To do
Print every entry exactly as written.

Data for the task
•••••
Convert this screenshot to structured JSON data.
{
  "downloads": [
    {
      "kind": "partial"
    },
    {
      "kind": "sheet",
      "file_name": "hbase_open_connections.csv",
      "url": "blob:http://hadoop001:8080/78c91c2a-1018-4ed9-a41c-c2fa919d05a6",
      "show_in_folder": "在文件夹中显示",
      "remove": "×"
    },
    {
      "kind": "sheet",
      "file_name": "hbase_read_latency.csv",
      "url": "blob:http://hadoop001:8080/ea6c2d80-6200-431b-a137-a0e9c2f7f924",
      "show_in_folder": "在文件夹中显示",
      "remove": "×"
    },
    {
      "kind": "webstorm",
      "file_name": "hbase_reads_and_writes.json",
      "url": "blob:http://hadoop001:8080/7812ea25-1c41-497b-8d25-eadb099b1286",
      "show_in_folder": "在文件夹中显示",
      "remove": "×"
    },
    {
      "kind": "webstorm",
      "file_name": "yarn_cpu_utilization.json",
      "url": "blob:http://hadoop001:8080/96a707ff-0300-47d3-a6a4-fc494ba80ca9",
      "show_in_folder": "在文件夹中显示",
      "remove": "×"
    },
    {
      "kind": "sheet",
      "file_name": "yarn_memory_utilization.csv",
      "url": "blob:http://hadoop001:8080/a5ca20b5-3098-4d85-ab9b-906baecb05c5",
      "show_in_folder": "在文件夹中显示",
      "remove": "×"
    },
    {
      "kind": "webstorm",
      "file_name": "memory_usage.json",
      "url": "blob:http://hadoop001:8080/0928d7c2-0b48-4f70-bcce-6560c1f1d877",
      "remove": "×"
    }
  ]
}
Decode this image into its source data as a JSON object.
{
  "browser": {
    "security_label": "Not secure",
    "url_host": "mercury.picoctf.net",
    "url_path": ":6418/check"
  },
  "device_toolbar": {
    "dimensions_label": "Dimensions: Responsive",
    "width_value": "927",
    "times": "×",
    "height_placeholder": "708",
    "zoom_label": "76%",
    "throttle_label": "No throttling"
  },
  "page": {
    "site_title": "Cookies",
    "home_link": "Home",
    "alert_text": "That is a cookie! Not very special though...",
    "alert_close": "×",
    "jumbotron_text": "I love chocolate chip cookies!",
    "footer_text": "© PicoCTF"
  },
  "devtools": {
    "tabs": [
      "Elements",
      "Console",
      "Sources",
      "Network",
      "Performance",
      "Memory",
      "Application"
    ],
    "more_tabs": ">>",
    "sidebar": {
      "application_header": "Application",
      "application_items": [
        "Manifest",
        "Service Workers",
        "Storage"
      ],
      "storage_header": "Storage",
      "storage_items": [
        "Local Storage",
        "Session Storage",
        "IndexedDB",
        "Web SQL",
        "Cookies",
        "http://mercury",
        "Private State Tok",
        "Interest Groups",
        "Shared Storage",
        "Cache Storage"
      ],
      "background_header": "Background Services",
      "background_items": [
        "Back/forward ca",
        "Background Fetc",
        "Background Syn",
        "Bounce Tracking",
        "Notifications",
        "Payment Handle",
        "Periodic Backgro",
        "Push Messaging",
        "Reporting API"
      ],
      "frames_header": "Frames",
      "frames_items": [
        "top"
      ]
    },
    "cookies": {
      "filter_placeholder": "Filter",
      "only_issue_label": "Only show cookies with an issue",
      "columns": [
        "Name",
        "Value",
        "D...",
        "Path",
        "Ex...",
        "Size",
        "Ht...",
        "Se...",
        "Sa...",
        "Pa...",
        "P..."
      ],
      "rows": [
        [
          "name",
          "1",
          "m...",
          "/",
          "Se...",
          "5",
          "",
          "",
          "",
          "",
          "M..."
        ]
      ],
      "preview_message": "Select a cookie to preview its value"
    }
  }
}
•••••
Response
Convert this screenshot to structured JSON data.
{
  "downloads": [
    {
      "kind": "partial"
    },
    {
      "kind": "sheet",
      "file_name": "hbase_open_connections.csv",
      "url": "blob:http://hadoop001:8080/78c91c2a-1018-4ed9-a41c-c2fa919d05a6",
      "show_in_folder": "在文件夹中显示",
      "remove": "×"
    },
    {
      "kind": "sheet",
      "file_name": "hbase_read_latency.csv",
      "url": "blob:http://hadoop001:8080/ea6c2d80-6200-431b-a137-a0e9c2f7f924",
      "show_in_folder": "在文件夹中显示",
      "remove": "×"
    },
    {
      "kind": "webstorm",
      "file_name": "hbase_reads_and_writes.json",
      "url": "blob:http://hadoop001:8080/7812ea25-1c41-497b-8d25-eadb099b1286",
      "show_in_folder": "在文件夹中显示",
      "remove": "×"
    },
    {
      "kind": "webstorm",
      "file_name": "yarn_cpu_utilization.json",
      "url": "blob:http://hadoop001:8080/96a707ff-0300-47d3-a6a4-fc494ba80ca9",
      "show_in_folder": "在文件夹中显示",
      "remove": "×"
    },
    {
      "kind": "sheet",
      "file_name": "yarn_memory_utilization.csv",
      "url": "blob:http://hadoop001:8080/a5ca20b5-3098-4d85-ab9b-906baecb05c5",
      "show_in_folder": "在文件夹中显示",
      "remove": "×"
    },
    {
      "kind": "webstorm",
      "file_name": "memory_usage.json",
      "url": "blob:http://hadoop001:8080/0928d7c2-0b48-4f70-bcce-6560c1f1d877",
      "remove": "×"
    }
  ]
}
Decode this image into its source data as a JSON object.
{
  "browser": {
    "security_label": "Not secure",
    "url_host": "mercury.picoctf.net",
    "url_path": ":6418/check"
  },
  "device_toolbar": {
    "dimensions_label": "Dimensions: Responsive",
    "width_value": "927",
    "times": "×",
    "height_placeholder": "708",
    "zoom_label": "76%",
    "throttle_label": "No throttling"
  },
  "page": {
    "site_title": "Cookies",
    "home_link": "Home",
    "alert_text": "That is a cookie! Not very special though...",
    "alert_close": "×",
    "jumbotron_text": "I love chocolate chip cookies!",
    "footer_text": "© PicoCTF"
  },
  "devtools": {
    "tabs": [
      "Elements",
      "Console",
      "Sources",
      "Network",
      "Performance",
      "Memory",
      "Application"
    ],
    "more_tabs": ">>",
    "sidebar": {
      "application_header": "Application",
      "application_items": [
        "Manifest",
        "Service Workers",
        "Storage"
      ],
      "storage_header": "Storage",
      "storage_items": [
        "Local Storage",
        "Session Storage",
        "IndexedDB",
        "Web SQL",
        "Cookies",
        "http://mercury",
        "Private State Tok",
        "Interest Groups",
        "Shared Storage",
        "Cache Storage"
      ],
      "background_header": "Background Services",
      "background_items": [
        "Back/forward ca",
        "Background Fetc",
        "Background Syn",
        "Bounce Tracking",
        "Notifications",
        "Payment Handle",
        "Periodic Backgro",
        "Push Messaging",
        "Reporting API"
      ],
      "frames_header": "Frames",
      "frames_items": [
        "top"
      ]
    },
    "cookies": {
      "filter_placeholder": "Filter",
      "only_issue_label": "Only show cookies with an issue",
      "columns": [
        "Name",
        "Value",
        "D...",
        "Path",
        "Ex...",
        "Size",
        "Ht...",
        "Se...",
        "Sa...",
        "Pa...",
        "P..."
      ],
      "rows": [
        [
          "name",
          "1",
          "m...",
          "/",
          "Se...",
          "5",
          "",
          "",
          "",
          "",
          "M..."
        ]
      ],
      "preview_message": "Select a cookie to preview its value"
    }
  }
}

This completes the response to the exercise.